- _Items from an interface collection_:
=-=-=-=-=

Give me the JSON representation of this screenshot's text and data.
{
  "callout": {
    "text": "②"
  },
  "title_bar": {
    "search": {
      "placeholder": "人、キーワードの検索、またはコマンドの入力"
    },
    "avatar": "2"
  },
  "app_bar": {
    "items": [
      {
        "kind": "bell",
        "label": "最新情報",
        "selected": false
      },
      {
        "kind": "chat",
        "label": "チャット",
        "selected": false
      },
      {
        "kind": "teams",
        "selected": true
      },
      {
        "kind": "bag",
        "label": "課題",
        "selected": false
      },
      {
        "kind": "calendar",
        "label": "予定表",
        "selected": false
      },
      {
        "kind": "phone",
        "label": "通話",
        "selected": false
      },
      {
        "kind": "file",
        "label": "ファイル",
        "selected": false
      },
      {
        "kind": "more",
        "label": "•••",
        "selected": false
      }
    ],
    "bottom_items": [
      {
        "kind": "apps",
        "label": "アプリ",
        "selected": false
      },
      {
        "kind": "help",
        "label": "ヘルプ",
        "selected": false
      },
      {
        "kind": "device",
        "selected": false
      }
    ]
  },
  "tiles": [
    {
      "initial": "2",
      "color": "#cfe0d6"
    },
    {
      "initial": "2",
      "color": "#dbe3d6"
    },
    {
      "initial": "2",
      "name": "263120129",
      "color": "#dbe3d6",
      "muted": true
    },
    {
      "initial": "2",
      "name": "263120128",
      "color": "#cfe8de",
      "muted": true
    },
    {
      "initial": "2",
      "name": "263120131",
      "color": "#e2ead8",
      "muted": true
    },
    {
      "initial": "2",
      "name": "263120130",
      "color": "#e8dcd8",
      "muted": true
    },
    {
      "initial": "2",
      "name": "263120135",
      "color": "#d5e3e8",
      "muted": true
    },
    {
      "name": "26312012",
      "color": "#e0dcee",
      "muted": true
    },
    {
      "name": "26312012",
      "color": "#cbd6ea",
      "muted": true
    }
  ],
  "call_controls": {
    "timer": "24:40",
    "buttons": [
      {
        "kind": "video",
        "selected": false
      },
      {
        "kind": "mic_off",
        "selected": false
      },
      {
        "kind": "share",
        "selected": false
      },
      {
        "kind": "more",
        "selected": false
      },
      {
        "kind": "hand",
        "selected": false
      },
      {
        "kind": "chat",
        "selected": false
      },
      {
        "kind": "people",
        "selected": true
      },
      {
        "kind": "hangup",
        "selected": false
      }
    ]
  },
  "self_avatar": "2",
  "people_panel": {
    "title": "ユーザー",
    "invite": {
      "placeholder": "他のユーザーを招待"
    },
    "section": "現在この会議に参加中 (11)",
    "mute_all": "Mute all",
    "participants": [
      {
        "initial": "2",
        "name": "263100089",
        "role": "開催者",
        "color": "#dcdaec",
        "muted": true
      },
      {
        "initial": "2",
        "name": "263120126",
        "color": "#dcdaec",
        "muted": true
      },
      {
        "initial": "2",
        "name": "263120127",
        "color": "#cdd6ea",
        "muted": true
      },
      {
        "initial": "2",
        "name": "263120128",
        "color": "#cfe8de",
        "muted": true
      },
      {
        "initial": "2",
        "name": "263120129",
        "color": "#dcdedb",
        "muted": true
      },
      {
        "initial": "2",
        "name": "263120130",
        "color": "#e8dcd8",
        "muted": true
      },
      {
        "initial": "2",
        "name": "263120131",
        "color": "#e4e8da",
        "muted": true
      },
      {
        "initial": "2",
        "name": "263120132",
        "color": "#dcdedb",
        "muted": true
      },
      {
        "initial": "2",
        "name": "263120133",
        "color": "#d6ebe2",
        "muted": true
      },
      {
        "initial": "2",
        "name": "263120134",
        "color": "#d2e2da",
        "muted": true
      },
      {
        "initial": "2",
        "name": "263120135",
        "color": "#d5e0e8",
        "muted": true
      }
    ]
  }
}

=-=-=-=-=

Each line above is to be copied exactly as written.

- _Result for this task_:
Give me the JSON representation of this screenshot's text and data.
{
  "callout": {
    "text": "②"
  },
  "title_bar": {
    "search": {
      "placeholder": "人、キーワードの検索、またはコマンドの入力"
    },
    "avatar": "2"
  },
  "app_bar": {
    "items": [
      {
        "kind": "bell",
        "label": "最新情報",
        "selected": false
      },
      {
        "kind": "chat",
        "label": "チャット",
        "selected": false
      },
      {
        "kind": "teams",
        "selected": true
      },
      {
        "kind": "bag",
        "label": "課題",
        "selected": false
      },
      {
        "kind": "calendar",
        "label": "予定表",
        "selected": false
      },
      {
        "kind": "phone",
        "label": "通話",
        "selected": false
      },
      {
        "kind": "file",
        "label": "ファイル",
        "selected": false
      },
      {
        "kind": "more",
        "label": "•••",
        "selected": false
      }
    ],
    "bottom_items": [
      {
        "kind": "apps",
        "label": "アプリ",
        "selected": false
      },
      {
        "kind": "help",
        "label": "ヘルプ",
        "selected": false
      },
      {
        "kind": "device",
        "selected": false
      }
    ]
  },
  "tiles": [
    {
      "initial": "2",
      "color": "#cfe0d6"
    },
    {
      "initial": "2",
      "color": "#dbe3d6"
    },
    {
      "initial": "2",
      "name": "263120129",
      "color": "#dbe3d6",
      "muted": true
    },
    {
      "initial": "2",
      "name": "263120128",
      "color": "#cfe8de",
      "muted": true
    },
    {
      "initial": "2",
      "name": "263120131",
      "color": "#e2ead8",
      "muted": true
    },
    {
      "initial": "2",
      "name": "263120130",
      "color": "#e8dcd8",
      "muted": true
    },
    {
      "initial": "2",
      "name": "263120135",
      "color": "#d5e3e8",
      "muted": true
    },
    {
      "name": "26312012",
      "color": "#e0dcee",
      "muted": true
    },
    {
      "name": "26312012",
      "color": "#cbd6ea",
      "muted": true
    }
  ],
  "call_controls": {
    "timer": "24:40",
    "buttons": [
      {
        "kind": "video",
        "selected": false
      },
      {
        "kind": "mic_off",
        "selected": false
      },
      {
        "kind": "share",
        "selected": false
      },
      {
        "kind": "more",
        "selected": false
      },
      {
        "kind": "hand",
        "selected": false
      },
      {
        "kind": "chat",
        "selected": false
      },
      {
        "kind": "people",
        "selected": true
      },
      {
        "kind": "hangup",
        "selected": false
      }
    ]
  },
  "self_avatar": "2",
  "people_panel": {
    "title": "ユーザー",
    "invite": {
      "placeholder": "他のユーザーを招待"
    },
    "section": "現在この会議に参加中 (11)",
    "mute_all": "Mute all",
    "participants": [
      {
        "initial": "2",
        "name": "263100089",
        "role": "開催者",
        "color": "#dcdaec",
        "muted": true
      },
      {
        "initial": "2",
        "name": "263120126",
        "color": "#dcdaec",
        "muted": true
      },
      {
        "initial": "2",
        "name": "263120127",
        "color": "#cdd6ea",
        "muted": true
      },
      {
        "initial": "2",
        "name": "263120128",
        "color": "#cfe8de",
        "muted": true
      },
      {
        "initial": "2",
        "name": "263120129",
        "color": "#dcdedb",
        "muted": true
      },
      {
        "initial": "2",
        "name": "263120130",
        "color": "#e8dcd8",
        "muted": true
      },
      {
        "initial": "2",
        "name": "263120131",
        "color": "#e4e8da",
        "muted": true
      },
      {
        "initial": "2",
        "name": "263120132",
        "color": "#dcdedb",
        "muted": true
      },
      {
        "initial": "2",
        "name": "263120133",
        "color": "#d6ebe2",
        "muted": true
      },
      {
        "initial": "2",
        "name": "263120134",
        "color": "#d2e2da",
        "muted": true
      },
      {
        "initial": "2",
        "name": "263120135",
        "color": "#d5e0e8",
        "muted": true
      }
    ]
  }
}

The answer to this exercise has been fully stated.